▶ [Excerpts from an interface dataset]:
□ □ □ □ □
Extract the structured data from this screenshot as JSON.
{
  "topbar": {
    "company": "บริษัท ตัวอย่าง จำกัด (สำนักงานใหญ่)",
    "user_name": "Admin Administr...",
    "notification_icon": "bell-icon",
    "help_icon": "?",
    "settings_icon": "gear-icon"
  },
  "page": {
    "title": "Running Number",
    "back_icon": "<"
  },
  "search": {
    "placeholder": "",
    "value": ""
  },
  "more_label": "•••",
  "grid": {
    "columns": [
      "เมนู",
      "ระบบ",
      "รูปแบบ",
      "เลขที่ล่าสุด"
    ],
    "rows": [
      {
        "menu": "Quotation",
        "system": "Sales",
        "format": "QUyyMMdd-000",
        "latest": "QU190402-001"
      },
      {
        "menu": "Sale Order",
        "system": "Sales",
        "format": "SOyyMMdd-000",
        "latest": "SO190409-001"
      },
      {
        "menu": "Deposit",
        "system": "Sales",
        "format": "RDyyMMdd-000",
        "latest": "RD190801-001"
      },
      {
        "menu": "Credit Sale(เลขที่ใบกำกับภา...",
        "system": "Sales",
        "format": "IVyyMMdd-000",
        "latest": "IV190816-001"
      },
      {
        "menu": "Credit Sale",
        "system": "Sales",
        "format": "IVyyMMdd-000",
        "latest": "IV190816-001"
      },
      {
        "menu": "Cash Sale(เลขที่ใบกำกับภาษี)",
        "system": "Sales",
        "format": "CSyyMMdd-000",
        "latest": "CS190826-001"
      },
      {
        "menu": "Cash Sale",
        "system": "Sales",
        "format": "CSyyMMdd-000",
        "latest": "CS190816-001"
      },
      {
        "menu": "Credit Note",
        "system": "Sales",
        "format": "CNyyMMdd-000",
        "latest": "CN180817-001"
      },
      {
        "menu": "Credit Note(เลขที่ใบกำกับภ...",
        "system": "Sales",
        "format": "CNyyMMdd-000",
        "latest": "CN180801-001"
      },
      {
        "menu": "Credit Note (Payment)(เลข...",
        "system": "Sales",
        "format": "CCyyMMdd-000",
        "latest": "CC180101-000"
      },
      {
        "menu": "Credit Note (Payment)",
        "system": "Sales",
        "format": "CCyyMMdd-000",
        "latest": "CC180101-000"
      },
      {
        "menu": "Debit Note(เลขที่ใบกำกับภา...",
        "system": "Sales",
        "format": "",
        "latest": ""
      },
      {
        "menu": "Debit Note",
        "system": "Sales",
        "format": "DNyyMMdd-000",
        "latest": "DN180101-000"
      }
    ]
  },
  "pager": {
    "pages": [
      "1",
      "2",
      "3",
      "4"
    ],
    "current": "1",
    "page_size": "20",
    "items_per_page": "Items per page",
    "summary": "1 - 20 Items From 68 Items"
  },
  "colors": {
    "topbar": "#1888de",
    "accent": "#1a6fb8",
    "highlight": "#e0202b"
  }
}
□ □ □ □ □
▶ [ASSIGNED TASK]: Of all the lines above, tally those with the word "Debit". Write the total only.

▶ [RESULT]: 2